by Terence Newton, Waking Times
This is how big oil conquered the world.
In the effort to find a cheaper source for kerosene, on Sunday, August 28th, 1859, “Colonel” Edwin Drake struck black gold in Titusville, Pennsylvania, in what was the world’s first oil well, thereby officially beginning the global oil revolution.
It is predicted that in 2016 the world will an astounding, “worldwide average demand of nearly 96 million barrels of oil and liquid fuels per day – that works out to more than 35 billion barrels a year.” 
“Drake’s well proved that by drilling for it, oil could be found in abundance and produced cheaply. Overnight a whole new industry was born. Before long in millions of homes, farms and factories around the world, lamps would be lit with kerosene refined from West Pennsylvania crude.” [Source]
From that moment, the oil boom began and it was players like John D. Rockefeller who made the first fortunes in turning West Pennsylvania crude into a product that would fuel the world.
Today, there is no doubt that the oil industry is the most powerful economic and development force in the world, and with the recent developments in fracking, the industry is still expanding.
There are now over 1.1 million active gas and oil wells in the United States alone, and citizens are beginning to wake up to the reality that oil companies have more rights within the law than ordinary citizens do, and the struggle to stop the oil industry’s advances into our communities is escalating.
Disasters like the Deepwater Horizon and countless other spills, train-wrecks, pipeline explosions and leaks make quick circulation in the news and in disaster struck areas, corporate police prohibit media coverage and even impede public clean up efforts.
In the wilds of Canada the Tar Sands oil operations are scorching unfathomable tracts of wilderness. It is as though oil companies literally own the environment and can do as they please without any meaningful repercussions.
Aside from the impact that the oil and gas industry has on our communities and the environment, the world is now geo-strategically organized around the collection and domination of oil resources.
The Middle East has been deliberately destabilized in the war on terror and is being taken over by oil companies escorted into no-man’s-lands by private military contractors.
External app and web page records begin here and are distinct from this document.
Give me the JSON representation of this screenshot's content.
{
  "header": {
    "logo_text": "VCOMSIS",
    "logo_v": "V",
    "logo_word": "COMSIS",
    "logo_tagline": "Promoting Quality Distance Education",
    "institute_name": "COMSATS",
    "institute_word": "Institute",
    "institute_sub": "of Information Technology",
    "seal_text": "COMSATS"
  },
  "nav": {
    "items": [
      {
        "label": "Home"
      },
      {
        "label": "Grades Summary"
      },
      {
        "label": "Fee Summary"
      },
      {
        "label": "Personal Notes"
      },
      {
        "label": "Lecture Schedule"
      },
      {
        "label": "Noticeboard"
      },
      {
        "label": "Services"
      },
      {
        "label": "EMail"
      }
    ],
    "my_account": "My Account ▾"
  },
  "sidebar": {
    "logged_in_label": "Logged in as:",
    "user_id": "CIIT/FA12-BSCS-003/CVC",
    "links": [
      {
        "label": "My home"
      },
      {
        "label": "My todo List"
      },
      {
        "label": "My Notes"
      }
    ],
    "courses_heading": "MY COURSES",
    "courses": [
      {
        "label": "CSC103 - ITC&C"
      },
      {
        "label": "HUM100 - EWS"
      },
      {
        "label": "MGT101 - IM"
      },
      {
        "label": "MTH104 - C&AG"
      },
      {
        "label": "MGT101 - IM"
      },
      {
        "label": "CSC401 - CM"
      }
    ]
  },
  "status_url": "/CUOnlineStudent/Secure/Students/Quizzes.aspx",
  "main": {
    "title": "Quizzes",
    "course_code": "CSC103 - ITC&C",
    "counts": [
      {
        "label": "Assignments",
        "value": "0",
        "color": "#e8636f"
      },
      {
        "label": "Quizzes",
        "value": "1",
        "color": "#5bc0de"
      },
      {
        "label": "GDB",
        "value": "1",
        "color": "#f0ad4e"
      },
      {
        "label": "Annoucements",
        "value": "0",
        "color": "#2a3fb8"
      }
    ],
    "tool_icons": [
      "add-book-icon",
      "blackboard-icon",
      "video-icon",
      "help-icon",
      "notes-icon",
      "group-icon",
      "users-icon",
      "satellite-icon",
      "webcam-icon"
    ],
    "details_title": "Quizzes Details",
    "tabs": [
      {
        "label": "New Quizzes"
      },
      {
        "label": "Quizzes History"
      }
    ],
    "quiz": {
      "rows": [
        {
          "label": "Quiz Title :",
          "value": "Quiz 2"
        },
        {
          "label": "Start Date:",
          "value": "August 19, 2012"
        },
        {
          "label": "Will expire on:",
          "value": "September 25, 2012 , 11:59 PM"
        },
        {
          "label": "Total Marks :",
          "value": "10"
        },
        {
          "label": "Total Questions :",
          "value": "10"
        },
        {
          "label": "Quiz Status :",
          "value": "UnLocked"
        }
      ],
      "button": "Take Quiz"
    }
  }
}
Dictators like the those in the House of Saud are propped up and are free to roam the world with ridiculously lavish riches, entirely above the law.
Even the escalating and complicated struggle with ISIS is now entangled in the dramatic and very lucrative oil trade.
Russian President Vladimir Putin recently delivered on his promise to provide evidence of how Turkey and other nations are supporting ISIS by knowingly conducting trade with the terrorist organization.
“If you want to rule the world you need to control the oil. All the oil. Anywhere.” — Michel Collon, Monopoly
The oil industry is also well-known for its monopolistic tactics in preventing the proliferation of energy technologies that could offer alternatives to oil, or to make our oil usage much more efficient than it is now.
How was our entire world and culture so thoroughly dominated by the oil industry in just over 150 years?
Recently released, a new documentary film by James Corbett of the Corbett Report brings to light the lesser known and more obscure parts of the quest to bring oil to market and change the course of human history, dubbing it the ‘Rise of the Oligarchy.
It is a new must-see documentary that brings extraordinary perspective to our troubled world.